  11. Madeira C, Lourenco MV, Vargas-Lopes C et al. (2015) d-serine levels in Alzheimer's disease: implications for novel biomarker development. Transl Psychiatry 5, e561.
  12. Biemans EA, Verhoeven-Duif NM, Gerrits J et al. (2016) CSF d-serine concentrations are similar in Alzheimer's disease, other dementias, and elderly controls. Neurobiol Aging 42, 213-216.
  13. Chouinard ML, Gaitan D, Wood PL (1993) Presence of the N-methyl-D-aspartate-associated glycine receptor agonist, D-serine, in human temporal cortex: comparison of normal, Parkinson, and Alzheimer tissues. J Neurochem 61, 1561-1564.
  14. Nagata Y, Borghi M, Fisher GH et al. (1995) Free D-serine concentration in normal and Alzheimer human brain.
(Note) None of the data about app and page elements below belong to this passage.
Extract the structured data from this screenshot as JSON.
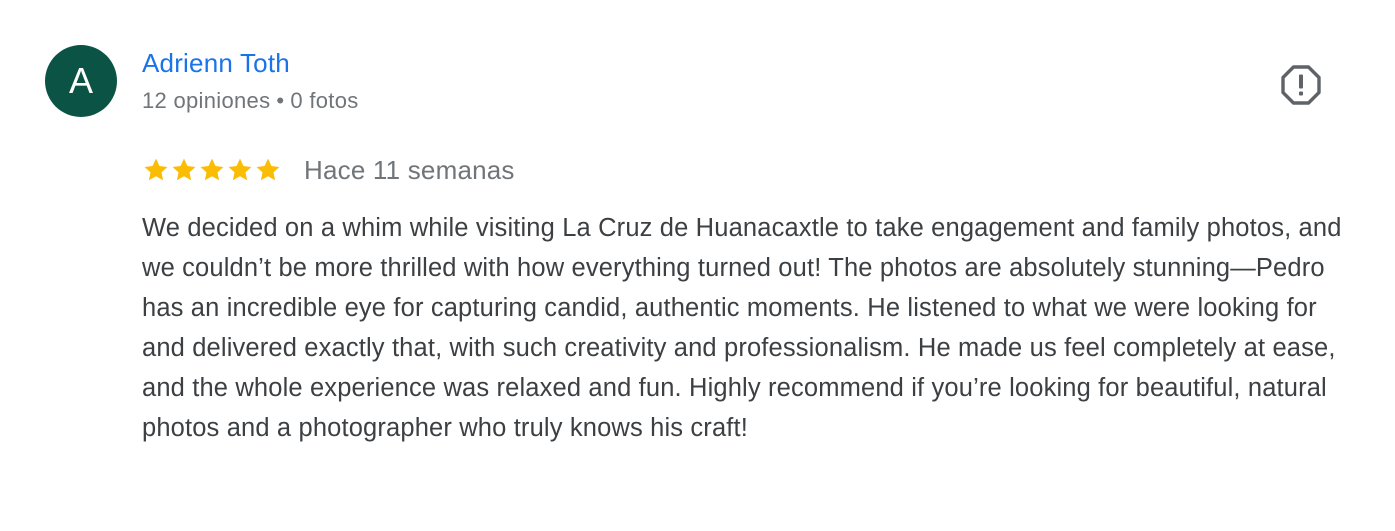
{
  "reviewer": {
    "initial": "A",
    "name": "Adrienn Toth",
    "reviews_count": "12 opiniones",
    "separator": "•",
    "photos_count": "0 fotos",
    "avatar_color": "#0b5345"
  },
  "review": {
    "rating": 5,
    "max_rating": 5,
    "star_color": "#fbbc04",
    "date": "Hace 11 semanas",
    "text": "We decided on a whim while visiting La Cruz de Huanacaxtle to take engagement and family photos, and we couldn’t be more thrilled with how everything turned out! The photos are absolutely stunning—Pedro has an incredible eye for capturing candid, authentic moments. He listened to what we were looking for and delivered exactly that, with such creativity and professionalism. He made us feel completely at ease, and the whole experience was relaxed and fun. Highly recommend if you’re looking for beautiful, natural photos and a photographer who truly knows his craft!"
  },
  "actions": {
    "report_icon": "report-icon"
  },
  "colors": {
    "name_link": "#1a73e8",
    "meta_text": "#70757a",
    "body_text": "#3c4043",
    "icon": "#5f6368"
  }
}
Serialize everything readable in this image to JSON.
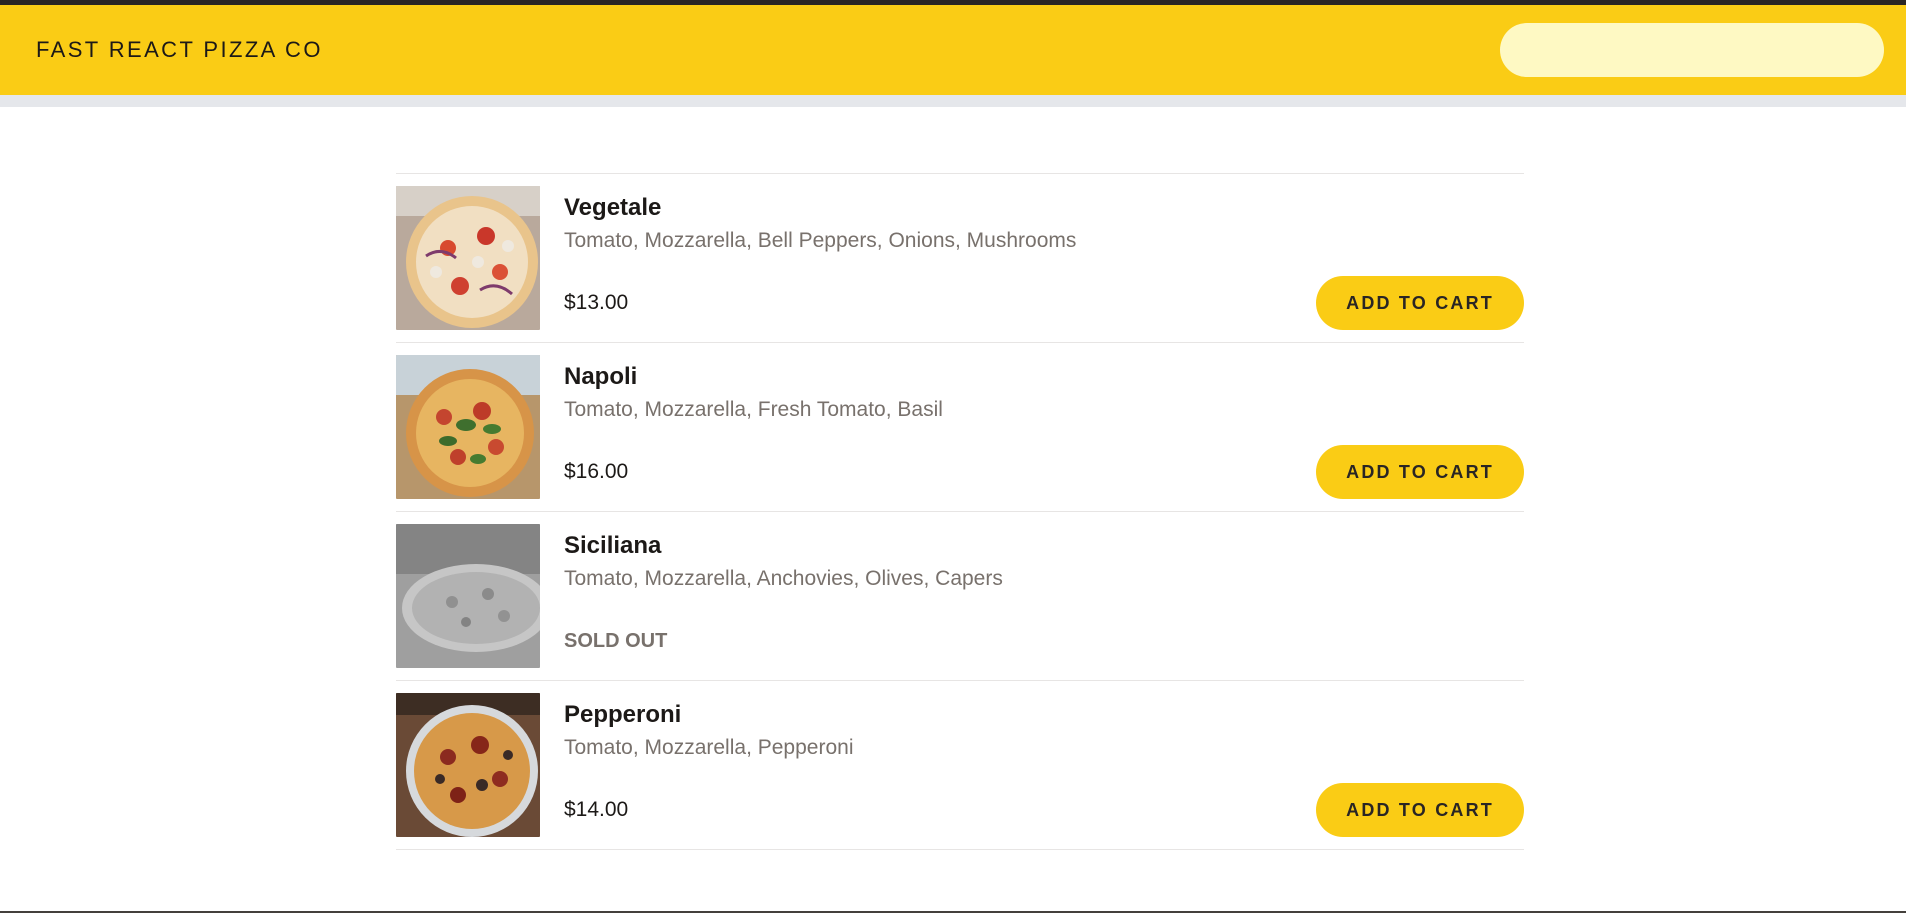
{
  "header": {
    "brand": "FAST REACT PIZZA CO",
    "search_value": ""
  },
  "menu": {
    "items": [
      {
        "name": "Vegetale",
        "ingredients": "Tomato, Mozzarella, Bell Peppers, Onions, Mushrooms",
        "price": "$13.00",
        "sold_out": false,
        "action_label": "ADD TO CART"
      },
      {
        "name": "Napoli",
        "ingredients": "Tomato, Mozzarella, Fresh Tomato, Basil",
        "price": "$16.00",
        "sold_out": false,
        "action_label": "ADD TO CART"
      },
      {
        "name": "Siciliana",
        "ingredients": "Tomato, Mozzarella, Anchovies, Olives, Capers",
        "status": "SOLD OUT",
        "sold_out": true
      },
      {
        "name": "Pepperoni",
        "ingredients": "Tomato, Mozzarella, Pepperoni",
        "price": "$14.00",
        "sold_out": false,
        "action_label": "ADD TO CART"
      }
    ]
  },
  "colors": {
    "brand_yellow": "#facc15",
    "search_bg": "#fef9c3",
    "topbar_dark": "#292524",
    "muted_text": "#78716c"
  }
}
Brain Res Bull 38, 181-183.
  15. Ermilov M, Gelfin E, Levin R et al. (2013) A pilot double-blind comparison of d-serine and high-dose olanzapine in treatment-resistant patients with schizophrenia. Schizophr Res 150, 604-605.
  16. Gelfin E, Kaufman Y, Korn-Lubetzki I et al. (2012) D-serine adjuvant treatment alleviates behavioural and motor symptoms in Parkinson's disease. Int J Neuropsychopharmacol 15, 543-549.